In a damning joint report, the Work & Pensions and Business, Energy & Industrial Strategy committees said directors elected to increase their dividend pay-outs every year and even as the company began to unravel, the board was “concerned with increasing and protecting generous executive bonuses”. Long-term obligations, such as adequately funding Carillion’s pension scheme, were “treated with contempt”.
The report calls on the Insolvency Service to “carefully consider” whether Carilion’s former directors should be recommended for disqualification.
MPs also criticised the Big Four audit firms, saying Carillion’s auditor, KPMG, was “complicit” in the company’s questionable and aggressive accounting practices, signing off “fantastical figures” over its 19-year tenure.
Deloitte, which acted as Carillion’s internal auditor, comes under fire for being “unable or unwilling to identify its “terminal failings”, along with Ernst & Young, which was tasked with turning the company around, and PwC, which advised the company, its pension schemes and the government on Carillion contracts. MPs said as advisers to both Carillion and the government, and as Carillion’s special managers after its collapse, PwC “benefited regardless of the fate of the company”.

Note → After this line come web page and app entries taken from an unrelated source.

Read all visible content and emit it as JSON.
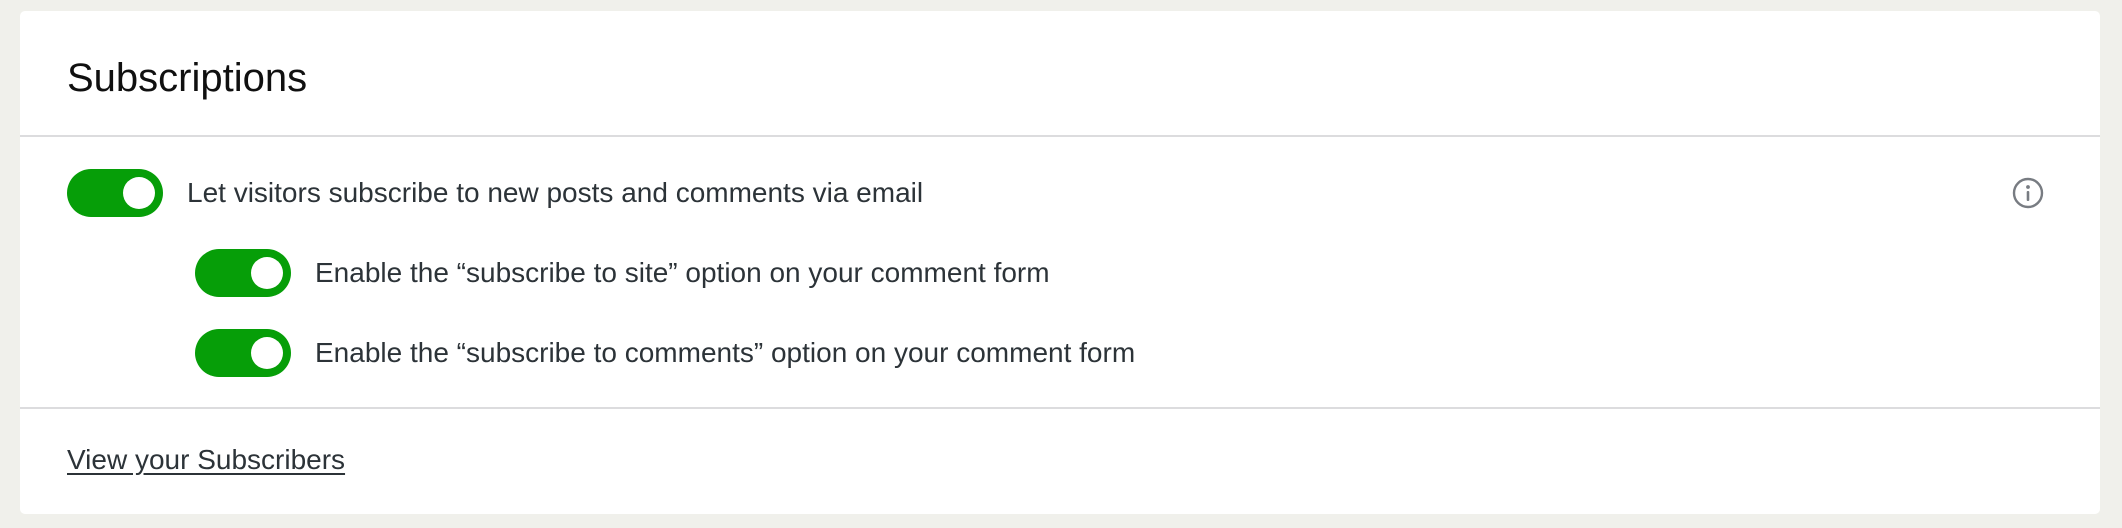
{
  "card": {
    "title": "Subscriptions"
  },
  "settings": {
    "main_toggle": {
      "label": "Let visitors subscribe to new posts and comments via email",
      "enabled": true
    },
    "site_toggle": {
      "label": "Enable the “subscribe to site” option on your comment form",
      "enabled": true
    },
    "comments_toggle": {
      "label": "Enable the “subscribe to comments” option on your comment form",
      "enabled": true
    },
    "info_icon": "info-circle-icon"
  },
  "footer": {
    "link_label": "View your Subscribers"
  },
  "colors": {
    "toggle_on": "#069e08",
    "text": "#2c3338",
    "divider": "#dcdcde",
    "background": "#f0f0eb"
  }
}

The report describes the UK audit market as a “cosy club” incapable of providing the independent challenge needed and it calls on the government to refer the sector to the Competition & Markets Authority, with the possible outcome of breaking up the Big Four’s audit arms.
Furthermore, MPs highlighted “terrible failures” in regulation and calls on the government to carry out an “ambitious and wide-ranging set of reforms” to corporate accountability.
Rachel Reeves, chair of the BEIS Committee, said: “Carillion’s collapse was a disaster for all those who lost their jobs and the small businesses, contractors and suppliers left fighting for survival. The company’s delusional directors drove Carillion off a cliff and then tried to blame everyone but themselves. Their colossal failure as managers meant they effectively pressed the self-destruct button on the company.
“However, the auditors should also be in the dock for this catastrophic crash. They are guilty of failing to tackle the crisis at Carillion, failing to insist the company paint a true picture of its crippling financial problems.
“The sorry saga of Carillion is further evidence that the Big Four accountancy firms are prioritising their own profits ahead of good governance at the companies they are supposed to be putting under the microscope.
“The collapse of Carillion exposed terrible failures of regulation. The Government needs to stop dithering and act to ensure regulators are up to the job of intervening before companies fail, rather than trying to pick up the pieces when it is too late.”